Required action >> Determine how many lines in the records hold "AFFIDAVIT", and give that number with nothing added.

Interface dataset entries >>
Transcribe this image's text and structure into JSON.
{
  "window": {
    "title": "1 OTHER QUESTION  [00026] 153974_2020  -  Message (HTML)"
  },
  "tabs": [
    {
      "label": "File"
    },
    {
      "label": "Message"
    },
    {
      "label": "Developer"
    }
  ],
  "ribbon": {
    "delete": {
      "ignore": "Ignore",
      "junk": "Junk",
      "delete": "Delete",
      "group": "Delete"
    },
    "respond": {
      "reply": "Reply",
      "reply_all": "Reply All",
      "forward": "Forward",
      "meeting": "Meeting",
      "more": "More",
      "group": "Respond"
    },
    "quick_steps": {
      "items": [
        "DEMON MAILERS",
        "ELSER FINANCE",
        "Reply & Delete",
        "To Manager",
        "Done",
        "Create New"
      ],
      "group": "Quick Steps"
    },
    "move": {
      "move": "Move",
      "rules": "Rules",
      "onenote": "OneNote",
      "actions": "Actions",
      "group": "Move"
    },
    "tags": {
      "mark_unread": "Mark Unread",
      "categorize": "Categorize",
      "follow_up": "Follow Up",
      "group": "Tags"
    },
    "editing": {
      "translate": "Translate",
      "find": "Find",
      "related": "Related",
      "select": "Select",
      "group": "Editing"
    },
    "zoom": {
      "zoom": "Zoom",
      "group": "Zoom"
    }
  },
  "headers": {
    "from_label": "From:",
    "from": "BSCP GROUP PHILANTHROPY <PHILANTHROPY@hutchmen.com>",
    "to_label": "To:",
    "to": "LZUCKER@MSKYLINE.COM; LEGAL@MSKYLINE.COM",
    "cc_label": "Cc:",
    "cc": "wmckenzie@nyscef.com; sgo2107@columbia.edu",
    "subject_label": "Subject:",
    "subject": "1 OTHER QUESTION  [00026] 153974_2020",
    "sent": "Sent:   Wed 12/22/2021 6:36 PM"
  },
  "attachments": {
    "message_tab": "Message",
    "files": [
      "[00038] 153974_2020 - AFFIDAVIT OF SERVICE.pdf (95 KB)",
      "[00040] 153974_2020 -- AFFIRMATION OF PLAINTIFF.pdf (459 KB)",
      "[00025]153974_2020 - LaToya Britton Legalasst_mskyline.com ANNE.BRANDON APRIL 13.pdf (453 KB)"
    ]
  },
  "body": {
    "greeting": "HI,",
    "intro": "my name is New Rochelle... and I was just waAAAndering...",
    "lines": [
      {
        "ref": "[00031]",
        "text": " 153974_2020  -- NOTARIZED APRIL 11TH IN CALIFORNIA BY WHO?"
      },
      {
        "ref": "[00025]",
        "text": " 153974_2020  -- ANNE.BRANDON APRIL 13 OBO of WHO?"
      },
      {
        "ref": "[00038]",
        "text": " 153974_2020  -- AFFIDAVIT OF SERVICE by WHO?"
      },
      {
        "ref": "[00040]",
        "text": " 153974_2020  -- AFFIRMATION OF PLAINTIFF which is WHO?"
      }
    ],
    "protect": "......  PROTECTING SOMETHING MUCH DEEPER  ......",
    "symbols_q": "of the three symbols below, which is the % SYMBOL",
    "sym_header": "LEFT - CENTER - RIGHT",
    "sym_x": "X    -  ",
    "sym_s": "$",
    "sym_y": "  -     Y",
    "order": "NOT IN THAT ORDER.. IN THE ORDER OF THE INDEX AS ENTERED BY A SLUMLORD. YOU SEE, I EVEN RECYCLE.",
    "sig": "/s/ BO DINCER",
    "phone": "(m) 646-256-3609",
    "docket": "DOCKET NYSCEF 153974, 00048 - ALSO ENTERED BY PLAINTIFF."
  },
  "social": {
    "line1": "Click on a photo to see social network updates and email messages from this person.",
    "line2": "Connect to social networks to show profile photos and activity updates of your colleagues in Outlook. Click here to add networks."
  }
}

Written reply >> 2